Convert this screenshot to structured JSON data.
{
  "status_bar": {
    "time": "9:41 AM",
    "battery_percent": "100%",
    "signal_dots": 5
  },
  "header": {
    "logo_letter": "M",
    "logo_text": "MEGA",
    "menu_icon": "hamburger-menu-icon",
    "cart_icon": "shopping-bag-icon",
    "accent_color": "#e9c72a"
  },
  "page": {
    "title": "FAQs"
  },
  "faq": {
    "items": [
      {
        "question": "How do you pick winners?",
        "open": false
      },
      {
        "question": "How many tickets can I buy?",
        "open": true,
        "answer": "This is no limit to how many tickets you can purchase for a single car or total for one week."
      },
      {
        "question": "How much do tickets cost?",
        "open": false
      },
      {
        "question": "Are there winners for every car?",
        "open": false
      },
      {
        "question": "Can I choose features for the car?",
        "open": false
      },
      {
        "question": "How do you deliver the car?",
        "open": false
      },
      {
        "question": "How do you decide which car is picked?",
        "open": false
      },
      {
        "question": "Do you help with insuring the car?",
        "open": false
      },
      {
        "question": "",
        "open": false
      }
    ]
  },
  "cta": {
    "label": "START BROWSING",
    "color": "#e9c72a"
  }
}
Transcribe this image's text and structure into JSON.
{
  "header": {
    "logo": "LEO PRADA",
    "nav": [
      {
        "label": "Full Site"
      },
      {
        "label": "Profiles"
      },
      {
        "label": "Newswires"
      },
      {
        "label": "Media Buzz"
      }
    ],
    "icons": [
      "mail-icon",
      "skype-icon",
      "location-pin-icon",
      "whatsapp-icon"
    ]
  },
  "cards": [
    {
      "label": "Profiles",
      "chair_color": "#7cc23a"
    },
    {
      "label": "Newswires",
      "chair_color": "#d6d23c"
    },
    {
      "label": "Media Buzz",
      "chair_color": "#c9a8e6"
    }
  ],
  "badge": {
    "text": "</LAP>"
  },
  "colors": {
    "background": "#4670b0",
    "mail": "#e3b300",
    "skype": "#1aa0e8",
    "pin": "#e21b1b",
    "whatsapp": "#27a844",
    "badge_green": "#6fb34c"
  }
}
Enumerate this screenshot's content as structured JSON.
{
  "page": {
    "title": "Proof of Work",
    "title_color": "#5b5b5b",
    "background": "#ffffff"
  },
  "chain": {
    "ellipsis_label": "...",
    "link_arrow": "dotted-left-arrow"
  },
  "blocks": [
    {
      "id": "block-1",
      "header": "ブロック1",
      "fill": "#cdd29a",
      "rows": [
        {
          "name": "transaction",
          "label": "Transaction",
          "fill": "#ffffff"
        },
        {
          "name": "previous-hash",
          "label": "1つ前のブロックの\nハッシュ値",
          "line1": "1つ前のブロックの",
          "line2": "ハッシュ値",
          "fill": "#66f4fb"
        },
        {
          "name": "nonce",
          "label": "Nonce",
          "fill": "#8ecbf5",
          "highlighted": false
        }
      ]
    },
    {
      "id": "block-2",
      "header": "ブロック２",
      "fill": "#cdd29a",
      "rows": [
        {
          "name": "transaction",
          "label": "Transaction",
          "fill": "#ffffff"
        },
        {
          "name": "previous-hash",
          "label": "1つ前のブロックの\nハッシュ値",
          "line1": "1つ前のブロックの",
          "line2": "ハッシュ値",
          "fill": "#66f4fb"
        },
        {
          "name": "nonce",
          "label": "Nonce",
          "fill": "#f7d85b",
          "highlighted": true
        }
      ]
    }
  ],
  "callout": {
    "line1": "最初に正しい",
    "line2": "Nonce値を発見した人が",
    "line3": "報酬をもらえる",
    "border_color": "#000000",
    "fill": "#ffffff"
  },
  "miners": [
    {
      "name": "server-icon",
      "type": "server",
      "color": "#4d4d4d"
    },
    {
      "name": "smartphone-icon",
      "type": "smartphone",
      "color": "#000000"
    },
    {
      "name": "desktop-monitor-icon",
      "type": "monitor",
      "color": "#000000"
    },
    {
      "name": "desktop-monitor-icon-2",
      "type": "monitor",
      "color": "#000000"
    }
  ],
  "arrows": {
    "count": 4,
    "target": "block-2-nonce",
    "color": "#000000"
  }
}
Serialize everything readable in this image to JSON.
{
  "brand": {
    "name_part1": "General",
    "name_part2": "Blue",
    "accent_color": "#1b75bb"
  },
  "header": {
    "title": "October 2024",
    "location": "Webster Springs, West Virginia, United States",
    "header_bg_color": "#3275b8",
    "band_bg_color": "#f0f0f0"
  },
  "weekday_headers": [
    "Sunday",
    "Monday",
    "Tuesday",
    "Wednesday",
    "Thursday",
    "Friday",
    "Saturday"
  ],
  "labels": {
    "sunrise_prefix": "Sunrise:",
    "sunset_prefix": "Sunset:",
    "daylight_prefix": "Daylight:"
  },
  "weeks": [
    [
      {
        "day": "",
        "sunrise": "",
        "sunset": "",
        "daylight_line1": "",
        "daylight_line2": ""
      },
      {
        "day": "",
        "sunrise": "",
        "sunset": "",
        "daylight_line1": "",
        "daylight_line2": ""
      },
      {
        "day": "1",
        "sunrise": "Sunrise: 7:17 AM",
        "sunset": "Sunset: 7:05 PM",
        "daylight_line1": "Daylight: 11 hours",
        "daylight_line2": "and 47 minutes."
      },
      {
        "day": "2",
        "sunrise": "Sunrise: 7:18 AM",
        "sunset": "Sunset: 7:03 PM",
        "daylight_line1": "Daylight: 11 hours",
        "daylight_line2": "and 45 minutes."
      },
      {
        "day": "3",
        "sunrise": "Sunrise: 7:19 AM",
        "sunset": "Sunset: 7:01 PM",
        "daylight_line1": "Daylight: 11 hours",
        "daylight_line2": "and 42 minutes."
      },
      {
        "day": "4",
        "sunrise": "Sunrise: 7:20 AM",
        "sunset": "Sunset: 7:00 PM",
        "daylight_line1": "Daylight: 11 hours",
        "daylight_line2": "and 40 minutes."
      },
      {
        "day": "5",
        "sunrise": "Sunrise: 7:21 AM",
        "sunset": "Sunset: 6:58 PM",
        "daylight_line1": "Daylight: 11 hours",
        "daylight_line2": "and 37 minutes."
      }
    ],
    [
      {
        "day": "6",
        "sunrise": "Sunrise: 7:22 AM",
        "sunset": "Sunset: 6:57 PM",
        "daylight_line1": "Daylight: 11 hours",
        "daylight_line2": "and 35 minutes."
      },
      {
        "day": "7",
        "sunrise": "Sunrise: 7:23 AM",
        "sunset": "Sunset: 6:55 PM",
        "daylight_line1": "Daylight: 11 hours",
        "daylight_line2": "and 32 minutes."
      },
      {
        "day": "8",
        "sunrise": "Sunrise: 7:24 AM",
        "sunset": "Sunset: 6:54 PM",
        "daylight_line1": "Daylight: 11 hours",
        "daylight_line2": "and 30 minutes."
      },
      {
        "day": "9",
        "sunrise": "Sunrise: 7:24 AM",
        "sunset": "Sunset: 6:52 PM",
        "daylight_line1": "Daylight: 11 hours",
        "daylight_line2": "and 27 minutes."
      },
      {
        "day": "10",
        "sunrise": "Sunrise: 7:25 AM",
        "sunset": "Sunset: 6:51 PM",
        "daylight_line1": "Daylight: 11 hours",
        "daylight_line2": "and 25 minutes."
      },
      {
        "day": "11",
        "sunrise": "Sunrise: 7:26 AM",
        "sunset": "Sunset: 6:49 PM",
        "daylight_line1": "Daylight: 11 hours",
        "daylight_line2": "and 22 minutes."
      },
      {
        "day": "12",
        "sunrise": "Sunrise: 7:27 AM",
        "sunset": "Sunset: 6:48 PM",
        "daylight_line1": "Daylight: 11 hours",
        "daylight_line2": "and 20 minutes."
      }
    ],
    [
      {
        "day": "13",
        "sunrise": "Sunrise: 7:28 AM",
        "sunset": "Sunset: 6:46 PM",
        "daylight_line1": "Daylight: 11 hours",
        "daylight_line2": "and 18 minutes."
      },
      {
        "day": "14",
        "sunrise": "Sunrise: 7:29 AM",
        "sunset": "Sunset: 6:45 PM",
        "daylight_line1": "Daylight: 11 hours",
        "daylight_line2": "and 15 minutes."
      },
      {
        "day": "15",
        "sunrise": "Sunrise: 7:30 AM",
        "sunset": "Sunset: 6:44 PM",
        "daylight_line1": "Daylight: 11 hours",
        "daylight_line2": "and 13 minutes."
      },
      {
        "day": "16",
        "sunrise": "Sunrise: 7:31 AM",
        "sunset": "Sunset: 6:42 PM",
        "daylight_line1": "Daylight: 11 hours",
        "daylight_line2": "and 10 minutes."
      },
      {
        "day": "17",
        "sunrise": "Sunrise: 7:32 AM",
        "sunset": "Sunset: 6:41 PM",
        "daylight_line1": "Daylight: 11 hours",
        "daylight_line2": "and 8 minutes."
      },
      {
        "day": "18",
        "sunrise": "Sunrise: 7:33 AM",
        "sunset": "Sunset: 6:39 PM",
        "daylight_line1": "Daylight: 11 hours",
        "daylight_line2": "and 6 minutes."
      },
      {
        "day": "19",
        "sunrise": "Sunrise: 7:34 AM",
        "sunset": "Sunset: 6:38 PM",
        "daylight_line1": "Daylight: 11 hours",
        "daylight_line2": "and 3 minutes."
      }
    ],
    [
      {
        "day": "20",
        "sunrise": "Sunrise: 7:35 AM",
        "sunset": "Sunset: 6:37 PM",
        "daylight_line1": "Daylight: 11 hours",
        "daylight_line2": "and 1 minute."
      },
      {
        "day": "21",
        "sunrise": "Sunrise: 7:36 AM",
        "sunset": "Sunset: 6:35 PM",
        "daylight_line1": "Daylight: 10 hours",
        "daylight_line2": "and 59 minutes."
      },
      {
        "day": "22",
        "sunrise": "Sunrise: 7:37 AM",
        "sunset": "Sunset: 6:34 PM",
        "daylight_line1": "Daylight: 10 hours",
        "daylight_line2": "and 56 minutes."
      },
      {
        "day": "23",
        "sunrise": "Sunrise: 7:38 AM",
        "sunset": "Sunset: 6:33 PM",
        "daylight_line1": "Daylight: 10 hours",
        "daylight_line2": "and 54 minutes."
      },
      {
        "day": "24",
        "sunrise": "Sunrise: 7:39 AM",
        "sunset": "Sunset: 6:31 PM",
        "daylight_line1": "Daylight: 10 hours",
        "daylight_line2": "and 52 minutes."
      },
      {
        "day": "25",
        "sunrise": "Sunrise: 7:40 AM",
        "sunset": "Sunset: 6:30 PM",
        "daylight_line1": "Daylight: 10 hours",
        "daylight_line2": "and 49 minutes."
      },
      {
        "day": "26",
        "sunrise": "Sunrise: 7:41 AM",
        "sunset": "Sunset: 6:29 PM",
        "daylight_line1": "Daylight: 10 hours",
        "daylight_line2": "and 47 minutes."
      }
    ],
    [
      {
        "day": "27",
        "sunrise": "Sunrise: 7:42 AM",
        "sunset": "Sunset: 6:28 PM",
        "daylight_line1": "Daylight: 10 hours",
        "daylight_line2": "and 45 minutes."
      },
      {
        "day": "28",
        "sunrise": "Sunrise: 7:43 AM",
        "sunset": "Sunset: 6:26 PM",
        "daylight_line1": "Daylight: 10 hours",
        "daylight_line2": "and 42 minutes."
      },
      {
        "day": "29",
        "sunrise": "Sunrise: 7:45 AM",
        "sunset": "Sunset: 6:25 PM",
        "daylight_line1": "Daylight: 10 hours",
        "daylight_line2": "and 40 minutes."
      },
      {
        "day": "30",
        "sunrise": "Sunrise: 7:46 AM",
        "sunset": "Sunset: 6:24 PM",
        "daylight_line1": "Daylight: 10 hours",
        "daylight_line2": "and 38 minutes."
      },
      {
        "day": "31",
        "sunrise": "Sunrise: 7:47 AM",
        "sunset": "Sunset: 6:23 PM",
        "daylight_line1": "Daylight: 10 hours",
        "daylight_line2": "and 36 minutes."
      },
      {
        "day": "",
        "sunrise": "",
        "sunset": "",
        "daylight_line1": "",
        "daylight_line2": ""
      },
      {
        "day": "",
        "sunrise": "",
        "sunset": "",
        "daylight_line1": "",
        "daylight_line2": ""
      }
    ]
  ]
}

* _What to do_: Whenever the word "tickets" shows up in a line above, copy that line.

* _Worked solution_:
        "question": "How many tickets can I buy?",
        "answer": "This is no limit to how many tickets you can purchase for a single car or total for one week."
        "question": "How much do tickets cost?",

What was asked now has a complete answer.